→ WHAT TO WORK ON
Apart from the pictures, reproduce the data below exactly as it stands.

--------

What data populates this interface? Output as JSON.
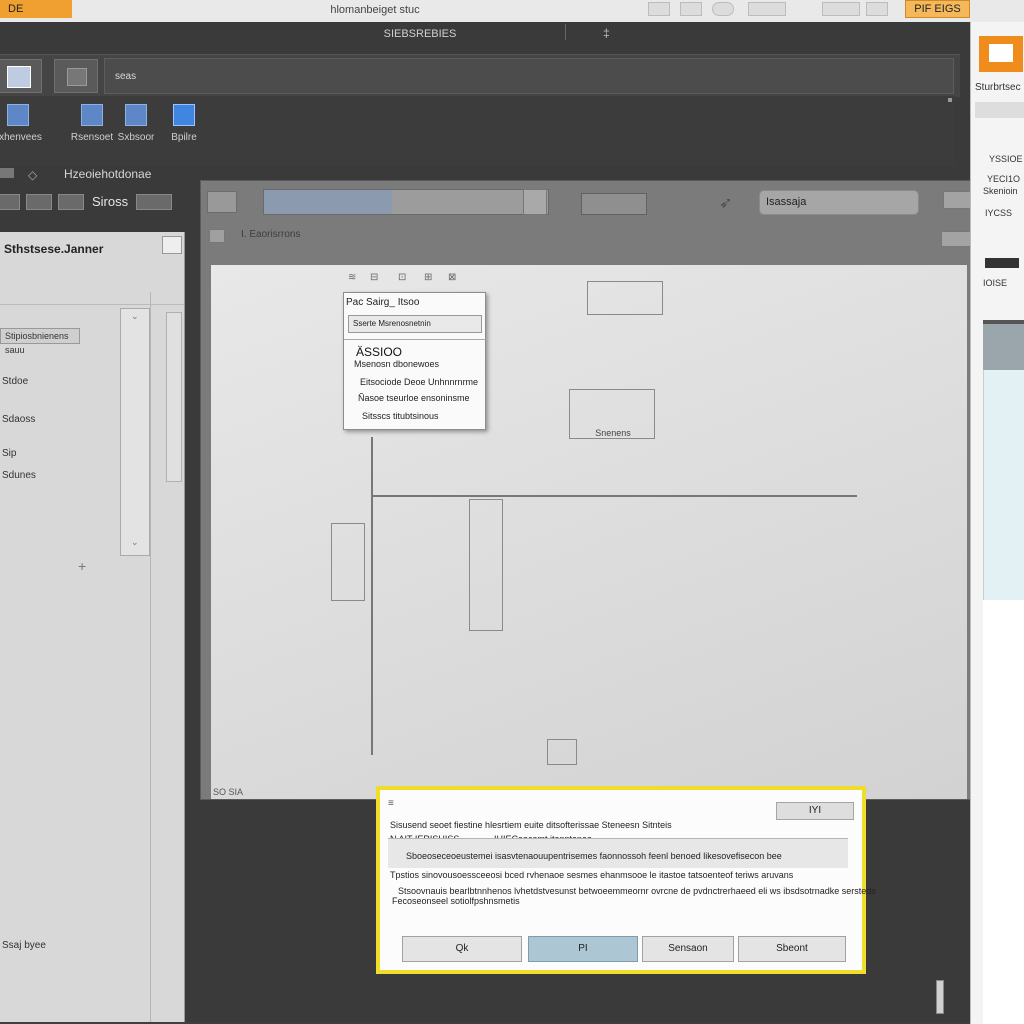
{
  "topbar": {
    "left_badge": "DE",
    "title": "hlomanbeiget stuc",
    "right_badge": "PIF EIGS"
  },
  "window": {
    "title": "SIEBSREBIES",
    "ribbon_text": "seas",
    "toolbar_items": [
      {
        "label": "sxhenvees",
        "icon": "grid-icon"
      },
      {
        "label": "Rsensoet",
        "icon": "table-icon"
      },
      {
        "label": "Sxbsoor",
        "icon": "table-icon"
      },
      {
        "label": "Bpilre",
        "icon": "app-icon"
      }
    ],
    "toolbar_row2_label": "Hzeoiehotdonae",
    "status_label": "Siross"
  },
  "left_panel": {
    "title": "Sthstsese.Janner",
    "chip": "Stipiosbnienens sauu",
    "items": [
      "Stdoe",
      "Sdaoss",
      "Sip",
      "Sdunes"
    ],
    "bottom_label": "Ssaj byee"
  },
  "dialog": {
    "search_value": "Isassaja",
    "progress_fraction": 0.45,
    "sub_label": "I. Eaorisrrons",
    "canvas_box_label": "Snenens",
    "canvas_footer": "SO SIA"
  },
  "popup": {
    "title": "Pac  Sairg_  Itsoo",
    "field": "Sserte  Msrenosnetnin",
    "heading": "ÄSSIOO",
    "items": [
      "Msenosn dbonewoes",
      "Eitsociode Deoe Unhnnrnrme",
      "Ñasoe tseurloe  ensoninsme",
      "Sitsscs titubtsinous"
    ]
  },
  "bottom_dialog": {
    "top_button": "IYI",
    "line1": "Sisusend seoet fiestine hlesrtiem euite ditsofterissae Steneesn Sitnteis",
    "line2_left": "N AIT IERISHISS",
    "line2_right": "IHIECeecomt itanntenae",
    "field_text": "Sboeoseceoeustemei isasvtenaouupentrisemes faonnossoh feenl benoed likesovefisecon bee",
    "line3": "Tpstios sinovousoessceeosi bced rvhenaoe sesmes ehanmsooe  le  itastoe  tatsoenteof teriws aruvans",
    "line4": "Stsoovnauis bearlbtnnhenos lvhetdstvesunst betwoeemmeornr ovrcne de pvdnctrerhaeed  eli ws ibsdsotrnadke  sersteds",
    "line5": "Fecoseonseel sotiolfpshnsmetis",
    "buttons": [
      "Qk",
      "PI",
      "Sensaon",
      "Sbeont"
    ]
  },
  "right_strip": {
    "label": "Sturbrtsec",
    "lines": [
      "YSSIOE",
      "YECI1O",
      "Skenioin",
      "IYCSS",
      "IOISE"
    ]
  }
}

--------

→ TASK OUTPUT
What data populates this interface? Output as JSON.
{
  "topbar": {
    "left_badge": "DE",
    "title": "hlomanbeiget stuc",
    "right_badge": "PIF EIGS"
  },
  "window": {
    "title": "SIEBSREBIES",
    "ribbon_text": "seas",
    "toolbar_items": [
      {
        "label": "sxhenvees",
        "icon": "grid-icon"
      },
      {
        "label": "Rsensoet",
        "icon": "table-icon"
      },
      {
        "label": "Sxbsoor",
        "icon": "table-icon"
      },
      {
        "label": "Bpilre",
        "icon": "app-icon"
      }
    ],
    "toolbar_row2_label": "Hzeoiehotdonae",
    "status_label": "Siross"
  },
  "left_panel": {
    "title": "Sthstsese.Janner",
    "chip": "Stipiosbnienens sauu",
    "items": [
      "Stdoe",
      "Sdaoss",
      "Sip",
      "Sdunes"
    ],
    "bottom_label": "Ssaj byee"
  },
  "dialog": {
    "search_value": "Isassaja",
    "progress_fraction": 0.45,
    "sub_label": "I. Eaorisrrons",
    "canvas_box_label": "Snenens",
    "canvas_footer": "SO SIA"
  },
  "popup": {
    "title": "Pac  Sairg_  Itsoo",
    "field": "Sserte  Msrenosnetnin",
    "heading": "ÄSSIOO",
    "items": [
      "Msenosn dbonewoes",
      "Eitsociode Deoe Unhnnrnrme",
      "Ñasoe tseurloe  ensoninsme",
      "Sitsscs titubtsinous"
    ]
  },
  "bottom_dialog": {
    "top_button": "IYI",
    "line1": "Sisusend seoet fiestine hlesrtiem euite ditsofterissae Steneesn Sitnteis",
    "line2_left": "N AIT IERISHISS",
    "line2_right": "IHIECeecomt itanntenae",
    "field_text": "Sboeoseceoeustemei isasvtenaouupentrisemes faonnossoh feenl benoed likesovefisecon bee",
    "line3": "Tpstios sinovousoessceeosi bced rvhenaoe sesmes ehanmsooe  le  itastoe  tatsoenteof teriws aruvans",
    "line4": "Stsoovnauis bearlbtnnhenos lvhetdstvesunst betwoeemmeornr ovrcne de pvdnctrerhaeed  eli ws ibsdsotrnadke  sersteds",
    "line5": "Fecoseonseel sotiolfpshnsmetis",
    "buttons": [
      "Qk",
      "PI",
      "Sensaon",
      "Sbeont"
    ]
  },
  "right_strip": {
    "label": "Sturbrtsec",
    "lines": [
      "YSSIOE",
      "YECI1O",
      "Skenioin",
      "IYCSS",
      "IOISE"
    ]
  }
}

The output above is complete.